Misch, who grew up in Huron County, visited North Huron council earlier in the year to propose the municipality purchase a charging station. He explained to council that while electric vehicles aren’t common right now, they will be. And Wingham would be on the leading edge of the move to sustainable transportation.

At the official announcement of Wingham’s new charging station Aug. 1, Misch commended council on its “progressive leadership. They saw the vision and acted on it,” he said.

Dave Inglis, a local resident and businessman who drives his electric car often, said he hasn’t seen much difference in his electric bill. Reeve Neil Vincent commented Sun Country is showing how electric cars will be a step into the future. “We’re putting the infrastructure in place for more electric cars,” he said.

Misch explained Sun Country is now in over 100 municipalities across Canada. The message is the same wherever he goes – it’s a way of greening Canada’s highways, and making our country a world leader in environmentally sustainable travel and ecotourism.

And there’s a strong economic impact for rural communities like Wingham. “We don’t want people to drive through Wingham,” he said. “We want them to stop and buy things.”

Misch described touring Ontario’s west coast in his electric vehicle as “amazing.”

Electric cars aren’t an urban novelty any longer. With his company’s commitment to “green highways,” they’re within reach of rural residents. Mische said the cost of gasoline makes today’s internal combustion engine vehicles “unsustainable. We need to do something.”

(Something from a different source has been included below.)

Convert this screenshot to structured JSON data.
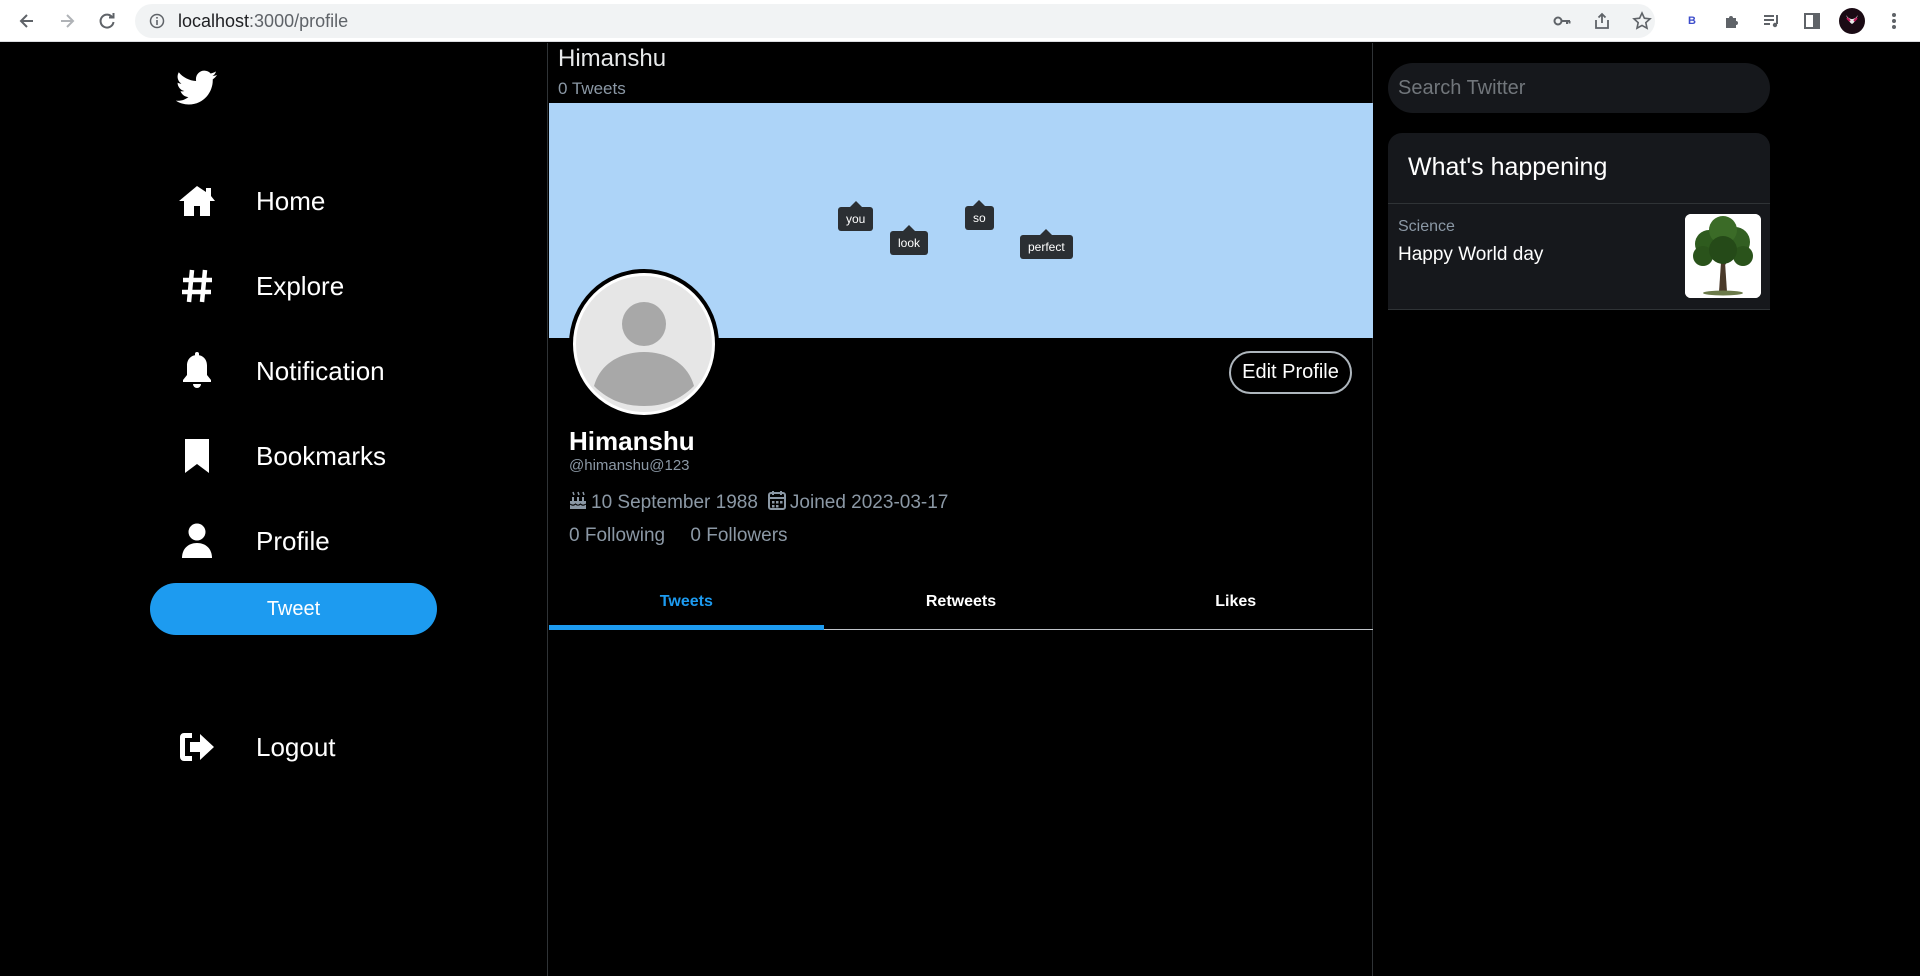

He and those on the tour noted the cost of electric cars is comparable to quality gas-powered vehicles ($40,000-$100,000). They perform well on the highways. The one he was driving gets close to 400 kilometres before it needs to be recharged, and can accelerate to close to 100 km/h in 3.7 seconds.

The most noticeable difference is the cost of fuel – there isn’t any. And that could save someone who drives a lot a good $250-$300 a month. It takes about $1 worth of electricity to charge the car for an hour.

Following the stop in Wingham with the mock-up of the charging unit (the actual one should be installed in September, and discussions are underway on the best place to install it), the tour proceeded to Blyth. The Old Mill has a charging station and was, in fact, one of the first places in the area to get one.

Read the article at Southwestern Ontario